Reagan will be buried next to her late husband, who passed away after a long battle with Alzheimer’s in 2004. She was perhaps best known during her husband’s presidency (1981-9) for her “Just Say No” campaign against recreational drug use, which pervaded US culture in the 1980s. But, as CNN suggested when the former president died, if it weren’t for Nancy, “it is possible that the death of Ronald Reagan would have been marked merely as the passing of a Hollywood star from another era.”

The daughter of a used car salesman and an actress, Reagan followed in her mother’s footsteps and appeared in a range of films in the late 1940s and early 1950s. According to CNN, she had been falsely accused of being a communist and sought help from the president of the Screen Actors Guild—a young actor by the name of Ronald Reagan—in clearing her name. They quickly hit things off, and were married in 1952.

Ronald and Nancy in 1984.
Ronald and Nancy in 1984.
Image: AP Photo/Ira Schwarz
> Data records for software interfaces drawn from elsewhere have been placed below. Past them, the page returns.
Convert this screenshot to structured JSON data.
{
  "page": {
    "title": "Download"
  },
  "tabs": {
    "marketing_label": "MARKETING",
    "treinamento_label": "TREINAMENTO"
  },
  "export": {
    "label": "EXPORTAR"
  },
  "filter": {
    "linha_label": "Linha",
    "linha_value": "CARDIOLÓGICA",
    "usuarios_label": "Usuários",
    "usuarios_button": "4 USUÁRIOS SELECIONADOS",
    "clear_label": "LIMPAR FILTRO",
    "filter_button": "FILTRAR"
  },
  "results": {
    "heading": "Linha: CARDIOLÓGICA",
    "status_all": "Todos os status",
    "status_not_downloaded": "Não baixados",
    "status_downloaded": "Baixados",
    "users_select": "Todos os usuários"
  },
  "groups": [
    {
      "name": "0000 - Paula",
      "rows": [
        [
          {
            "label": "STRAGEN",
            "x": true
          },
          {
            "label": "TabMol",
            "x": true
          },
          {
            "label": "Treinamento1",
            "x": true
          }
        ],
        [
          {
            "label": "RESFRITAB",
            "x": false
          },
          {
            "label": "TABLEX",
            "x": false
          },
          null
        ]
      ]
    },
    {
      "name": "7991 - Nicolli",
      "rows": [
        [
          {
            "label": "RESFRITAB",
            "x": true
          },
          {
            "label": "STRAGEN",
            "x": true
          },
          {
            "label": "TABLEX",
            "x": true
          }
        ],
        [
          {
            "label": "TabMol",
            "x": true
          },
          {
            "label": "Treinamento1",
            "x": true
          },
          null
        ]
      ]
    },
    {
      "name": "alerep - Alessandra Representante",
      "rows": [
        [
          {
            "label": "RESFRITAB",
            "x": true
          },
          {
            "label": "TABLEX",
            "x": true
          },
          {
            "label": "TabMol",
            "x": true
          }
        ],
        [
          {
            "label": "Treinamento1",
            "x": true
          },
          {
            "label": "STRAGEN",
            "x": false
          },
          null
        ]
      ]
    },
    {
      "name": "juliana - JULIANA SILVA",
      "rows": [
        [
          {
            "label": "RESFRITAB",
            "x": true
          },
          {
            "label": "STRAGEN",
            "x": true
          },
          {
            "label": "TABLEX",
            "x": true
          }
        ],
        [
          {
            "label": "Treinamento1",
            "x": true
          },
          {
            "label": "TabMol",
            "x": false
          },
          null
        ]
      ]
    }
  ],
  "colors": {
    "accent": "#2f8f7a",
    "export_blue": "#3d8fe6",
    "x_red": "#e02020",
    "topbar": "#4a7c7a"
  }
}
Reagan pushed her husband to pursue a career in politics, becoming a driving force behind his campaigns, and adding a shade of glamor to his candidacy. ”She has flair and style, and she won’t be like any other First Lady,” Bonita Wrather, the wife of Jack Wrather, a Hollywood executive and member of Reagan’s campaign team, said of Nancy in the New York Times in 1980.

She was known for her love of the extravagant. When her husband was elected governor of California in 1967, she declared the governor’s mansion dilapidated and rented a different house instead. When he was elected president, she wore a $10,000 gown to the inaugural ball, and ordered a new set of presidential china that cost over $200,000—a move that was widely criticized as the US was experiencing a recession, although no taxpayer funds were used to pay for the china. As the New York Times wrote in 1981: “Democratic strategists on Capitol Hill are already planning to use Mrs. Reagan’s ‘Queen Nancy’ image to woo blue-collar voters in next year’s elections.”

After her husband’s passing, she continued to be active with the Reagan Presidential Library and campaigning, unlike many Republicans, for increased stem cell research, potentially as a a cure for Alzheimer’s.

Instead of flowers, Reagan asked for contributions be made to the Reagan Library and the Reagan Foundation scholarship program, her spokesperson said.